The Curious Absence of Commerce: It is a rare day indeed that journalists will cover a topic that relates to the business or economic vitality of communities of color – almost as if it does not exist. This should not be so difficult in a metro area where minority-owned businesses contribute significantly to the area’s economy. In the most recent Survey of Business Owners, the Census Bureau tells us that in the Dallas/Ft. Worth metro area, there were 80,994 Black, 117,592 Hispanic and 52,456 Asian business owners with 2012 sales of $37 billion. In addition, the aggregate household income (or crude measure of buying power) for Black, Latino and Asian consumers totals to $63.3 billion – or 31 percent of the metro’s total buying power of $204 billion. Despite the large presence of minority-owned businesses and surveys that document the consumer behavior and buying power of multicultural consumers, business journalists seem to find it more rewarding to cover ethnic celebrations, food, and occasional problems at ethnic chambers of commerce. Clearly, there is significant room for improvement in the business section of news media.
Segregated media: The failure of mainstream media to address the information needs of diverse communities has fueled the growth of ethnic media, which often provides more relevant content to its audiences. However, this trend has further segregated our communities as mainstream journalists and media become increasingly comfortable with the notion that ethnic media are best suited to handle news about ethnic communities. Segregated media, unfortunately, further decreases the likelihood that community residents will become familiar with the lifestyles and achievements of other members of their communities, especially in areas like economics, civic and political participation, educational attainment, technology, scientific innovations, and religion.
Of course, the media industry is only one of many factors that contribute to the increasing segregation of our communities. Nonetheless, journalists and media executives need to be held accountable for the role that their media products play in creating and reinforcing the negative stereotypes and unbalanced portrayals of communities of color.
Hiring more Black and Latino journalists, while important, is not sufficient as long as the final word on news content remains in the hands of media executives who are indifferent to these blind spots. We will know when we have achieved some measure of success when mainstream media, in particular, begins to include more balanced news content about communities of color, expands the diversity of views by local opinion writers or experts, and utilizes more credible opinion polls of our communities.

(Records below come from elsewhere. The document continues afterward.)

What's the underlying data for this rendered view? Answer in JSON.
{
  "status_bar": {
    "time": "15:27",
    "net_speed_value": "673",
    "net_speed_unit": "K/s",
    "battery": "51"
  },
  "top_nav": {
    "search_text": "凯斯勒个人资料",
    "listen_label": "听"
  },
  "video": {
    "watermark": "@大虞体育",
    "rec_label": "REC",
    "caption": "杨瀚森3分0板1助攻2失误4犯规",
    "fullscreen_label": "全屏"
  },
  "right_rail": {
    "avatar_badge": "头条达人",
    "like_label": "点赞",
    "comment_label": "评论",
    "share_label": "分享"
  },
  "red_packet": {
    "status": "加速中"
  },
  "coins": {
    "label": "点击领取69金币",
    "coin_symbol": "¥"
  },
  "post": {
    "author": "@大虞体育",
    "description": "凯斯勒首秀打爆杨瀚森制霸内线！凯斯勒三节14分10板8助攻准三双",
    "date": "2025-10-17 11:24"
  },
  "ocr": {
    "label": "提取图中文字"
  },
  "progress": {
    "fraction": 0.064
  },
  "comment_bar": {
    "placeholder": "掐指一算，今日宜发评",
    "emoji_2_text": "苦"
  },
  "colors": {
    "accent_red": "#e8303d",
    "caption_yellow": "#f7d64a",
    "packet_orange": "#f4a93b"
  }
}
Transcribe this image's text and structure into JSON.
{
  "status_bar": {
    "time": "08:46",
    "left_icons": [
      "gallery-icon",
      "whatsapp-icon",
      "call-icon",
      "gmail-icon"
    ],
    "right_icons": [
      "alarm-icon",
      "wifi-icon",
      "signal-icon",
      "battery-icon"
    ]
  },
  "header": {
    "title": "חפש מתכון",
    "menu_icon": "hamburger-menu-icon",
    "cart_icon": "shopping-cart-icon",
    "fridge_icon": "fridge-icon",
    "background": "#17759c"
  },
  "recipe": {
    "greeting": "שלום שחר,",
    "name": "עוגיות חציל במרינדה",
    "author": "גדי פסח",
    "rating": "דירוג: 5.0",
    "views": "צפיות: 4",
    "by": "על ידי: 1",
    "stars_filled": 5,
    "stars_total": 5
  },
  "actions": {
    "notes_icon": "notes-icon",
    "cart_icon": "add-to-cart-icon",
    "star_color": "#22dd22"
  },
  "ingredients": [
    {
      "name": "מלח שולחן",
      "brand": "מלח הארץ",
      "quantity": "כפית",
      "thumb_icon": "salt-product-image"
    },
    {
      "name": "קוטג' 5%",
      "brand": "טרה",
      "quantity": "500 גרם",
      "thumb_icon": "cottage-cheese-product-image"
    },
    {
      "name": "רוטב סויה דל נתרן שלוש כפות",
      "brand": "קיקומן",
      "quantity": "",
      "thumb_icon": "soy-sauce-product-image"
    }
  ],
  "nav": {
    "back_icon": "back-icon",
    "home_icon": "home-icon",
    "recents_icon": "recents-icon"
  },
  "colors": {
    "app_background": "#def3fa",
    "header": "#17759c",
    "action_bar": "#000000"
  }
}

By eliminating these blind spots, media executives will likely expand the diversity of ideas in news reports, include more balanced portrayals of communities of color, and perhaps become more relevant to their diverse news audiences.
Dr. Edward T. Rincón, Ph.D., is president of Dallas-based Rincón & Associates LLC and is a research psychologist.